Continuing on with our Going Green Tips series, Going Green Tip #6 should be no surprise (we’re starting with the big boys). The general tip is to stop using coal power. Easier said than done, right? Maybe, but it is VERY important, and there are a lot of reasons why it’s easier now than ever.
Although it would be fun to talk about all the great energy sources and programs you can use to cut the coal, I think I will save those for future going green tips posts. In this one, I’ll focus on why cutting the coal is so important (so that everyone is clear on why this is such a high priority).
To start with, here is a nice intro on what coal is from the Power Scorecard:
Coal is the solid end-product of millions of years of decomposition of organic materials. In truth, coal is stored solar energy. Plants capture the energy from sunlight through photosynthesis, which directly converts solar energy to plant matter. Animals that then eat the plants to convert that energy again, storing it in their own bodies.
Over millions of years, accumulated plant and animal matter is covered by sediment and stored within the earth’s crust, gradually being transformed into hard black solids by the sheer weight of the earth’s surface. Coal, like other fossil fuel supplies, takes millions of years to create, but releases its stored energy within only a few moments when burned to generate electricity. Because coal is a finite resource, and cannot be replenished once it is extracted and burned, it cannot be considered a renewable resource.
One major issue with the burning of coal is that it is a leading contributor to global warming pollution. In fact, 73% of carbon dioxide emitted from electricity generators comes from coal power plants.
But coal is also a major source of numerous other environmental problems.
- “[C]oal power plants are responsible for 93 percent of the sulfur dioxide and 80 percent of the nitrogen oxide emissions generated by the electric utility industry…. These emissions spawn the acid rain that is eating away red spruce forests in the Northeast and Appalachia, and rob previously pristine streams of brook trout and other fish species in the Adirondacks, upper Midwest and Rocky Mountains,” the Power Scorecard reports.
- “Coal emissions also cause urban smog, which has been linked to respiratory ailments,” the Power Scorecard adds.

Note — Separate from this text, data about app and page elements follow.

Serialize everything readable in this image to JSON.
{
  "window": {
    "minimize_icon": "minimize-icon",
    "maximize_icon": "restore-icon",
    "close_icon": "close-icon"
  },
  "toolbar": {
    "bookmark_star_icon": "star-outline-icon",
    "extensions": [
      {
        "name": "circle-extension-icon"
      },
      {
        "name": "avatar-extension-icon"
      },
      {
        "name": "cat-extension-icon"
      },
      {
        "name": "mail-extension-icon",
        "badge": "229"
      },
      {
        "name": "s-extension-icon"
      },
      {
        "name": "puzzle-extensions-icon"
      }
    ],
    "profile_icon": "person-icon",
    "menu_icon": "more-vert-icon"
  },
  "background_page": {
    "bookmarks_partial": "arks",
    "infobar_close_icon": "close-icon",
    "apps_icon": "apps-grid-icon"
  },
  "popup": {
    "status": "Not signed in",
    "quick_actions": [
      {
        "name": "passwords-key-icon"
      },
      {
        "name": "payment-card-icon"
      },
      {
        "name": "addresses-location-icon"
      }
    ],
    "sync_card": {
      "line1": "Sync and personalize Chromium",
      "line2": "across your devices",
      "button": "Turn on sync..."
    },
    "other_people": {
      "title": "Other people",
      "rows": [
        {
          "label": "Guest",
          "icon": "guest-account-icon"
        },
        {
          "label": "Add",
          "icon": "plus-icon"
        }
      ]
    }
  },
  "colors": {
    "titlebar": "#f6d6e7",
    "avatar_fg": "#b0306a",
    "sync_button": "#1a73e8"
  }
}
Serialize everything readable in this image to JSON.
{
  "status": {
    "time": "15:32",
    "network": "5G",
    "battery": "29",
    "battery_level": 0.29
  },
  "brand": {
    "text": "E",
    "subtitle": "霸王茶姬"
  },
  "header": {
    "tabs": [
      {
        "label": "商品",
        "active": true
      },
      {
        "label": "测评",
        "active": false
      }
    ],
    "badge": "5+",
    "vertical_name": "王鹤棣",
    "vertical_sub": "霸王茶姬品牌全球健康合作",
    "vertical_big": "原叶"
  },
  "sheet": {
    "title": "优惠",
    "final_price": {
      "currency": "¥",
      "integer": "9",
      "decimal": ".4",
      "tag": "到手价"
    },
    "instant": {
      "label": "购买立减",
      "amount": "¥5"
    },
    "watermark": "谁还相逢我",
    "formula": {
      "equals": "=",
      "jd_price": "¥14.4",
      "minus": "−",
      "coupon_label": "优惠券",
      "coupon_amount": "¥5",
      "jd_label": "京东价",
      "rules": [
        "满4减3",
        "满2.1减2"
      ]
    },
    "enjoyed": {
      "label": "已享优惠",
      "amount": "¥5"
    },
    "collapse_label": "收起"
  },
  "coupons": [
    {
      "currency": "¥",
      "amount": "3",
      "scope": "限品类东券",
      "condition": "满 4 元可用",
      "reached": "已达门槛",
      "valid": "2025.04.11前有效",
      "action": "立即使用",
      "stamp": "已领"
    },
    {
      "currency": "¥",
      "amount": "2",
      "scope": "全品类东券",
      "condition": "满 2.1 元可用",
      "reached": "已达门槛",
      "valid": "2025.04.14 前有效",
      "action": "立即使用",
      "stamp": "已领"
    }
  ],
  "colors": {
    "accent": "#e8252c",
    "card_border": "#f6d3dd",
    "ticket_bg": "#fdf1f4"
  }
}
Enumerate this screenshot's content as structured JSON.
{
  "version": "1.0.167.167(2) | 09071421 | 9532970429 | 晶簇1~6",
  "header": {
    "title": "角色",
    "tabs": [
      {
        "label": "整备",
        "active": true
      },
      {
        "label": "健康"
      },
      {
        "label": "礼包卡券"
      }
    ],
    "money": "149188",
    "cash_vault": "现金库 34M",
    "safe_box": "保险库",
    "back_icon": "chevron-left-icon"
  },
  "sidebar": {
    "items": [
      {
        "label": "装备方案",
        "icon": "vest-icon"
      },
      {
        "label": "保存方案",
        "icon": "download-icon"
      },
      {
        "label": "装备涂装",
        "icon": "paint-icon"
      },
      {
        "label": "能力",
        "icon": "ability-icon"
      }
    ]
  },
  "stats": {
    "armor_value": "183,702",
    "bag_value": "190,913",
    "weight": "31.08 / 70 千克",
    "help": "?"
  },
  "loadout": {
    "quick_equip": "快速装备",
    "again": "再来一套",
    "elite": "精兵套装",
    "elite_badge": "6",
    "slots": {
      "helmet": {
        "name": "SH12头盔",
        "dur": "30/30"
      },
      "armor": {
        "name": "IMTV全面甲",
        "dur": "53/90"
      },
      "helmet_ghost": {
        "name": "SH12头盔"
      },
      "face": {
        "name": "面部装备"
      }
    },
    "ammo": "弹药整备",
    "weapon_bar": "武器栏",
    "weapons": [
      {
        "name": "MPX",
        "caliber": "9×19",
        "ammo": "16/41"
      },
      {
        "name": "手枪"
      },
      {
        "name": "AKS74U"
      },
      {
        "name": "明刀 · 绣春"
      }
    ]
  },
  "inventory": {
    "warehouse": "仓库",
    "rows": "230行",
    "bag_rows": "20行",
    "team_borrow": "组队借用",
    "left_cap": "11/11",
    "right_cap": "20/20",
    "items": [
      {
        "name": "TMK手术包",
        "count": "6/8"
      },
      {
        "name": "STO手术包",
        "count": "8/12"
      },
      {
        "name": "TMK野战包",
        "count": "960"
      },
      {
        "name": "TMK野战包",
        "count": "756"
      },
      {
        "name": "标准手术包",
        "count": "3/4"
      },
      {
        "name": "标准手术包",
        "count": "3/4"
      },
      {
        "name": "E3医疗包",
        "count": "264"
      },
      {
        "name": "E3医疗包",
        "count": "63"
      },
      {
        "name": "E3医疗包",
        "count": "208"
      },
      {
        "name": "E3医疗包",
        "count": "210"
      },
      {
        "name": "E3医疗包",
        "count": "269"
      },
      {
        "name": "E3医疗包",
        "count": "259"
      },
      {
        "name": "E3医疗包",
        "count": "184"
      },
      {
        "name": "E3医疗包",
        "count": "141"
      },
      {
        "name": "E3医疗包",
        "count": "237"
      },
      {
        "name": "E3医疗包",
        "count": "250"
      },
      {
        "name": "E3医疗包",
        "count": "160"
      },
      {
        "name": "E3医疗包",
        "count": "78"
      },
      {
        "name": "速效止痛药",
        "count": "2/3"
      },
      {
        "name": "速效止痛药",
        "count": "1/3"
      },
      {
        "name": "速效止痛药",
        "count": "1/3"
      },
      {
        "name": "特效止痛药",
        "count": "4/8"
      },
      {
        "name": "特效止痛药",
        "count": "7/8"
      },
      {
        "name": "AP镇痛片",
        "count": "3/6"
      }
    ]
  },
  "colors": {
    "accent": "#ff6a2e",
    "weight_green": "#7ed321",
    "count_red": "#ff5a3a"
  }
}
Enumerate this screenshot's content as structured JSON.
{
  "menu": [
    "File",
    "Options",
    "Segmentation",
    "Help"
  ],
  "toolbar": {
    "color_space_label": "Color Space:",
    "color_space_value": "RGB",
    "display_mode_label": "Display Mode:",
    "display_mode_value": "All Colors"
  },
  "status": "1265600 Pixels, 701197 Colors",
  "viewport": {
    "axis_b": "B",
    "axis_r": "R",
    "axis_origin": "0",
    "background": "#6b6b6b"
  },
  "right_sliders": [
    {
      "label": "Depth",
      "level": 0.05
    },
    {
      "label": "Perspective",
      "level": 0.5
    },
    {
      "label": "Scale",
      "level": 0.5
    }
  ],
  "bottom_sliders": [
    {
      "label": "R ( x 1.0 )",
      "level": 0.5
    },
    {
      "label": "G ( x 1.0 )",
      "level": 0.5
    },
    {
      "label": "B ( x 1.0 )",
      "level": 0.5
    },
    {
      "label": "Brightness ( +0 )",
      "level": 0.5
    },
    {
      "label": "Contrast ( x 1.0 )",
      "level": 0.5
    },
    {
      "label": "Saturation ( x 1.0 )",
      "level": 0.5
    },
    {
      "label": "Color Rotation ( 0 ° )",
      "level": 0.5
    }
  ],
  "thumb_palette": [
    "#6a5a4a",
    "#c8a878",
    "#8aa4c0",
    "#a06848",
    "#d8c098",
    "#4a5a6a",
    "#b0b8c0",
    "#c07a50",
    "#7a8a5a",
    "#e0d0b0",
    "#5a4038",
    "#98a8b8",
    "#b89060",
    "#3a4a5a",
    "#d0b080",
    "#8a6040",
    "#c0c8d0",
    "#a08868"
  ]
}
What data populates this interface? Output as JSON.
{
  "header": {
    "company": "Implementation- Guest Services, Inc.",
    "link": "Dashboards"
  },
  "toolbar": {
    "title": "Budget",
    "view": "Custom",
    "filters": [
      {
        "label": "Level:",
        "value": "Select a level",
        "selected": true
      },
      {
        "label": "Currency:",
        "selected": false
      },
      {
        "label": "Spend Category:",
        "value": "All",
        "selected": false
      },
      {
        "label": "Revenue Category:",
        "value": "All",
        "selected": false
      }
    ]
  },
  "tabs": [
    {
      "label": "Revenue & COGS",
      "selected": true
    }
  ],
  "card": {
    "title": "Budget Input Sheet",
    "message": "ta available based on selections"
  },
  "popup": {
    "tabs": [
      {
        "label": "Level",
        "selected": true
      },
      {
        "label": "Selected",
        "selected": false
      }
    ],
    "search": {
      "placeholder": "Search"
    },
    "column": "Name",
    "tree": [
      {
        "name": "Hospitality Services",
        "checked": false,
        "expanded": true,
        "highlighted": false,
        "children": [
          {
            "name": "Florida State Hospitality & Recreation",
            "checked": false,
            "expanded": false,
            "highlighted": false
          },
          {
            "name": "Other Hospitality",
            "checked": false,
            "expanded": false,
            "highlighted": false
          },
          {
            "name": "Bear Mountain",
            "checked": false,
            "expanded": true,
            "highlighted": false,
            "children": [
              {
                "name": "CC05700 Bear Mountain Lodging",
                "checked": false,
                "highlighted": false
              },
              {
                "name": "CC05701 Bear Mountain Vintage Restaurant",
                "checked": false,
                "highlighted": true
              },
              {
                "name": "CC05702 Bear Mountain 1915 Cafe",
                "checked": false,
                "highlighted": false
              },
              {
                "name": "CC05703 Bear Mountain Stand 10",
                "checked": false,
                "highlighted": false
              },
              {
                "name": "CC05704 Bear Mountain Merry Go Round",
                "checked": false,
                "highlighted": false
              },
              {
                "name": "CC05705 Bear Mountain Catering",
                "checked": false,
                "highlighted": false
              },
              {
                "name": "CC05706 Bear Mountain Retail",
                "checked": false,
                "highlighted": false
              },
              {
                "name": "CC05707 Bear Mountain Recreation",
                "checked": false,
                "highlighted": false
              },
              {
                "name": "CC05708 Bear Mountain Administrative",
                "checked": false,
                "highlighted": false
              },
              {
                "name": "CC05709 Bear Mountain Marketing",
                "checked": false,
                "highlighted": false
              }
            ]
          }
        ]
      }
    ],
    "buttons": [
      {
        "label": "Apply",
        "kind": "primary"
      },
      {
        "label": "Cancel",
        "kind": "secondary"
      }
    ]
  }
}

- “Coal plants are also a major source of airborne emissions of mercury, a toxic heavy metal…. In the West, about 87 percent of coal is removed from the earth through strip mining, which can contaminate soils with heavy metals and destroy near-surface aquifers. In the East, coal is sometimes mined by removing entire mountain tops to more easily extract the subsurface mineral reserves.”
The Union of Concerned Scientists, which also delves into the massive environmental damages related to coal mentioned above in much more detail, reports that, “Coal generates 54% of our electricity, and is the single biggest air polluter in the U.S.”
Coal and Human Health
Even if you care not for the environment at all, the human health consequences of all of this are humongous. And if you actually took those (alone) into account, the price of coal would be almost twice as high. “In 2005, the health damages caused by coal power cost $120 billion” (emphasis added). Unfortunately, we don’t take the price of our health problems or the price of the environments we destroy into account, and our governments actually subsidize coal to a great degree.
But, you can take these issues into account and can switch to a cleaner power source, yourself. And, at the least, if you are financially strapped and have no affordable options in your area, you can cut your energy usage, in general, which is good for addressing all of the concerns above and is also good for your finances.
Perhaps this should have come earlier in our series, but without a doubt, cutting coal is a major “going green tip,” and something I think we will come back to repeatedly in this series.
I'm the director of CleanTechnica, the most popular clean energy website in the world, and Planetsave, a leading green and science news site. I've been covering green news of various sorts since 2008, and I've been especially focused on solar energy, electric vehicles, bicycling, and wind energy for the past few years. You can also find my work on Scientific American, Reuters, Think Progress, GE's ecomagination site, several sites in the Important Media network, & many other places. To connect on your favorite social network, go to: zacharyshahan.com